Dataset: Begin
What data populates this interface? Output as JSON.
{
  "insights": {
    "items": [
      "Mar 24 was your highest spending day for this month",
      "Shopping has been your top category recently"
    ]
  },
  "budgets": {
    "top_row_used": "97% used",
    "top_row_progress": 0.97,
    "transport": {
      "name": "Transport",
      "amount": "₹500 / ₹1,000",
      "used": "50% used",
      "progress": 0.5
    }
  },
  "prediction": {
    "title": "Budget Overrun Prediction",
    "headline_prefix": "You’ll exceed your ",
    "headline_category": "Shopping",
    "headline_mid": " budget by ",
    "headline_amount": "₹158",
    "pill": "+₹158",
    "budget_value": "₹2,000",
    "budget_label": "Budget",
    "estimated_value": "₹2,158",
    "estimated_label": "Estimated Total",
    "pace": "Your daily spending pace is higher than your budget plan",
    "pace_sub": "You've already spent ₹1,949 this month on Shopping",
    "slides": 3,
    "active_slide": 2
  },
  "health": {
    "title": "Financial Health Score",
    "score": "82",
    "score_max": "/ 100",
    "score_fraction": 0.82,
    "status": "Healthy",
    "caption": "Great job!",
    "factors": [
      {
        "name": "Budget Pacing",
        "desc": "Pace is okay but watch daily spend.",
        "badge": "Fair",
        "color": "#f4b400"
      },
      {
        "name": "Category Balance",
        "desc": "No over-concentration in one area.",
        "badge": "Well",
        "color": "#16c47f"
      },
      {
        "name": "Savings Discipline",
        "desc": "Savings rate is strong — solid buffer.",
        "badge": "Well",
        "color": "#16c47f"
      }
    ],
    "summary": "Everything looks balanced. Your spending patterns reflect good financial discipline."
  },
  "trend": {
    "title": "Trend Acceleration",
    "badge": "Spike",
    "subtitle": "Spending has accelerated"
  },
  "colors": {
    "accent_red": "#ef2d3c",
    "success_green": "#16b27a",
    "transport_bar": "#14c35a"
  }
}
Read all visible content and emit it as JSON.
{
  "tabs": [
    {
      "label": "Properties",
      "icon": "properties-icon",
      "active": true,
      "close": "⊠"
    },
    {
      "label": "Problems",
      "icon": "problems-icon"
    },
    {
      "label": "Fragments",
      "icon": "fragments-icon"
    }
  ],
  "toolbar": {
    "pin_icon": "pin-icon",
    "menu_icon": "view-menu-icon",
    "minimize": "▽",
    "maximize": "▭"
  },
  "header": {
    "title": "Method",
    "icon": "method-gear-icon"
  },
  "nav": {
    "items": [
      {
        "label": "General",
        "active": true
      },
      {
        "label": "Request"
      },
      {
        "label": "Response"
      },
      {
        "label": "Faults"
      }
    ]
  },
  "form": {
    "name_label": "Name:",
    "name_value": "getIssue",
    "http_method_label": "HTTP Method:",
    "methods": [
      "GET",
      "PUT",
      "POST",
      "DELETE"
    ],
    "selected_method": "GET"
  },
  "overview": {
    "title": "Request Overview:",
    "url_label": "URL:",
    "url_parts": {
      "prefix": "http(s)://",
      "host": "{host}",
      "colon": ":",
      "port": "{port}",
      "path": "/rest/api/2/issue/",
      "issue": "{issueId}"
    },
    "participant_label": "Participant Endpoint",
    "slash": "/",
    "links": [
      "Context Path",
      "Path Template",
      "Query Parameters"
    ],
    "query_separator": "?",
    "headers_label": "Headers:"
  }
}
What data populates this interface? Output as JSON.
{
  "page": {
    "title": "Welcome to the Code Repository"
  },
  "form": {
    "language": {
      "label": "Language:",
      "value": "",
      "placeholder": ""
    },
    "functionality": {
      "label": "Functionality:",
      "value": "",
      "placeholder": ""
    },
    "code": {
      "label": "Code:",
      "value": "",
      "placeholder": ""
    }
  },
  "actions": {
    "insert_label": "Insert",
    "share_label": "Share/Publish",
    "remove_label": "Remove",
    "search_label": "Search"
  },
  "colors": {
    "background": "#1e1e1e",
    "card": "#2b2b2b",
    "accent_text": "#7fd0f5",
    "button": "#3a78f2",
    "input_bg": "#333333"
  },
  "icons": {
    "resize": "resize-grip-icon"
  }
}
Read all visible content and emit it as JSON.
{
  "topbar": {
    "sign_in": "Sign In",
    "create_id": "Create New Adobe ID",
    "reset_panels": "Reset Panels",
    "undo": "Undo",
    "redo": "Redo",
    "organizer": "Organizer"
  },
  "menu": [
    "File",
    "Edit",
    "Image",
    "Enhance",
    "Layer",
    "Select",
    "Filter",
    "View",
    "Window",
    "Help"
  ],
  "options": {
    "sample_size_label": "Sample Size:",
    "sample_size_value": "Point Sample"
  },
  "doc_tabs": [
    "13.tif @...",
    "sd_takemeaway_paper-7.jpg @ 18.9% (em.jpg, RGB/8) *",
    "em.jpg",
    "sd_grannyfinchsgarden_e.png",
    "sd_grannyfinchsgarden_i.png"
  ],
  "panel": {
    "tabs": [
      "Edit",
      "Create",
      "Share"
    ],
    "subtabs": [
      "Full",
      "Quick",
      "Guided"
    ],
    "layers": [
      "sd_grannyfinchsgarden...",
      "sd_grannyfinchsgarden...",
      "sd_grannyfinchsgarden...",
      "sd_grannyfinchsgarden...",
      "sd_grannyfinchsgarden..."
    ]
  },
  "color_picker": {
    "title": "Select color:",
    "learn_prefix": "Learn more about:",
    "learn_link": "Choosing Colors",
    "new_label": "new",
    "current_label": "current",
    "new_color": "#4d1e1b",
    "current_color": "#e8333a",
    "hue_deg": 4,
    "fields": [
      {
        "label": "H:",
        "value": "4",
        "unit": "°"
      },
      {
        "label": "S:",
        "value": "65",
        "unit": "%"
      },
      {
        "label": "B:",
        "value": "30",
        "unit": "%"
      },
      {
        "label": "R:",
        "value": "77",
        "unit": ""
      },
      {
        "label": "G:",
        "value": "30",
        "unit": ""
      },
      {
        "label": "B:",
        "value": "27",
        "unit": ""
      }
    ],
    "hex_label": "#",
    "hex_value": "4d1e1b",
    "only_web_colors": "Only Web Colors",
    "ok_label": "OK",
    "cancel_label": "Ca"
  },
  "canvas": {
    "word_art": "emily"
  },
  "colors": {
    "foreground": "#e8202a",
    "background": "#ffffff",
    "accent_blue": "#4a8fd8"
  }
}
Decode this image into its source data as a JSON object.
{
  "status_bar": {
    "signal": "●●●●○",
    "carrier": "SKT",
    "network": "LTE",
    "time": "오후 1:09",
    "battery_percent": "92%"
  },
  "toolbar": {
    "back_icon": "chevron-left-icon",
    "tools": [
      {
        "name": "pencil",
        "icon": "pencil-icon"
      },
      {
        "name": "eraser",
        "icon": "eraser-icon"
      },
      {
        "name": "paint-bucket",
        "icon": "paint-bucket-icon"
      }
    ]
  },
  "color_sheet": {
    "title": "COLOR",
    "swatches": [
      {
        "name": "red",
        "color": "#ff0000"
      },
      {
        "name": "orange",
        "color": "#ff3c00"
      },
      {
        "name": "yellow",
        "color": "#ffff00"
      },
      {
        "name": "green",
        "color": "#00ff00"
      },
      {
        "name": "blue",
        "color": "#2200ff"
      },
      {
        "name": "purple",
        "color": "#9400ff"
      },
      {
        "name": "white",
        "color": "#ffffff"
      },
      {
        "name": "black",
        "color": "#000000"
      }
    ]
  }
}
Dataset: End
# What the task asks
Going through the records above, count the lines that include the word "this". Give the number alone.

# Your response
5